Starting this year, guests staying at one of the brothers' luxury hotels on neighboring Sark Island have been allowed to make day trips to Brecqhou's gardens. The twins have recently made headlines over legal disputes with the Sark government. They own several businesses on the neighboring island, including hotels and a construction company.
5.Allan Island, Wash.
Owner: Paul AllenEstimated value: $13.5 million
The Microsoft (MSFT) co-founder and billionaire investor put Allan Island, which he bought in 1992, up for sale in August 2011 with an asking price of $13.5 million. The 292-acre island has been on and off the market since 2005, when the initial price was $25 million. To date, Allen hasn't found a buyer for the property. (Microsoft publishes MSN Money.)
The island, named for a Navy hero, is among the San Juan Islands in Puget Sound, off the coast of Washington state.
Allen reportedly bought the island initially to build a vacation getaway, but instead purchased land on nearby Lopez Island in 1996 to build the home. Allan Island remains mostly undeveloped, with just a caretaker's log cabin, a dock and an airstrip. The island has no electricity.
6. Robins Island, N.Y.
Owner: Louis Moore BaconPurchase price: $11 million
Wall Street financier Bacon bought the Long Island Sound property in a bankruptcy court auction in 1993.
Bacon has reportedly invested millions in restoring the nearly 450-acre island, including importing oak trees to preserve its natural habitat. When the hedge fund manager bought the island, he also gave $1.1 million to the Nature Conservancy to monitor Robins Island's rare and endangered species, which include Eastern mud turtles.
The island includes vacation homes for Bacon's family, as well as a helipad.
Bacon has stepped in to help preserve other undeveloped properties in New York, North Carolina and the Bahamas.
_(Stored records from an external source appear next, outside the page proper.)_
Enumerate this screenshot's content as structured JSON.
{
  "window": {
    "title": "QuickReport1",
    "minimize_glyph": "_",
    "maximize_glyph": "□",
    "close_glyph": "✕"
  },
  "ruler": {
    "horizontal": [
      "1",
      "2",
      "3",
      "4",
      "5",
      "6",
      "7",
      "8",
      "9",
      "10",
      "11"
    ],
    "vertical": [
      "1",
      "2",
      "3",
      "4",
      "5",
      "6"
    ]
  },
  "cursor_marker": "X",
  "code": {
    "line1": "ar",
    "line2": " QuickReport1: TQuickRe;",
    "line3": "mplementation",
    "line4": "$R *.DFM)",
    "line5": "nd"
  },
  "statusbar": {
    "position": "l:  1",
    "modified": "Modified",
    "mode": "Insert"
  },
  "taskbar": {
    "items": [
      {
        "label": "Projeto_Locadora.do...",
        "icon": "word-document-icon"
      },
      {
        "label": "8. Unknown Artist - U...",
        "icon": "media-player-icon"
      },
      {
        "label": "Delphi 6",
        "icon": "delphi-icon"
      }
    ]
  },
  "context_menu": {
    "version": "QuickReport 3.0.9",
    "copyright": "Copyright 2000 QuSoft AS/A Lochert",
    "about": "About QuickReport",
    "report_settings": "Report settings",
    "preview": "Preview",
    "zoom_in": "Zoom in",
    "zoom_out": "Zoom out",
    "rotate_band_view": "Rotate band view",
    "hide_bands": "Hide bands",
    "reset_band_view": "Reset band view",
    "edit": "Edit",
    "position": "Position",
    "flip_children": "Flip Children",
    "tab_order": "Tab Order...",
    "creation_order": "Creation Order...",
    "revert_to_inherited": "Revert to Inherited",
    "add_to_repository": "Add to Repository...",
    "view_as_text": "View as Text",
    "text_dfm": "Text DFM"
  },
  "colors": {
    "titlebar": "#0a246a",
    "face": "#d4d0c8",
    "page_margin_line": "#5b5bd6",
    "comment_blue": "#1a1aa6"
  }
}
He is slated in January to receive the National Audubon Society's Audubon Medal, an honor that previously has gone to Walt Disney and President Jimmy Carter, among others.
7. James Island, British Columbia
Owner: Craig McCawEstimated value: $75.1 million
Former telecom entrepreneur McCaw is looking to sell the island in the Haro Strait off the east coast of Vancouver Island. He bought the property 18 years ago and has since transformed it from a former explosives-plant site into an exclusive retreat.
McCaw is asking $75 million for the 780-acre island. He paid $19 million to acquire it a short time after he and his brothers sold McCaw Cellular Communications to AT&T (T) for $12.6 billion.
McCaw built a 5,000-square-foot main house on the island, as well as six guest cottages, a pool, yacht moorage, an airstrip and an 18-hole golf course designed by golf legend Jack Nicklaus. The grounds also house a library, gym and general store. Power lines are buried underground throughout the island, electric vehicles are used and smoking is banned.
The bursting of the dot-com bubble took a toll on McCaw's finances; his net worth fell to $2.7 billion from $7.7 billion, prompting him to first try to sell the island in 2001.
8.Sampson Cay, the Bahamas
Owner: John MaloneEstimated value: N/A
Liberty Media (LINTA) Chairman Malone overtook Ted Turner as the biggest private property owner in the United States last year when he acquired an additional 2.2 million acres of land.
He also owns Sampson Cay, in the Exuma chain of islands in the Bahamas. The 31-acre island is home to a marina and resort; a stay there can cost as much as $8,000 a week.
The media tycoon is one of several famous individuals to buy islands in the Exuma Cays, a 365-island archipelago. Other notable island owners include LVMH Moët Hennessy Louis Vuitton (LMVUY) head Bernard Arnault, magician David Copperfield and actor Johnny Depp.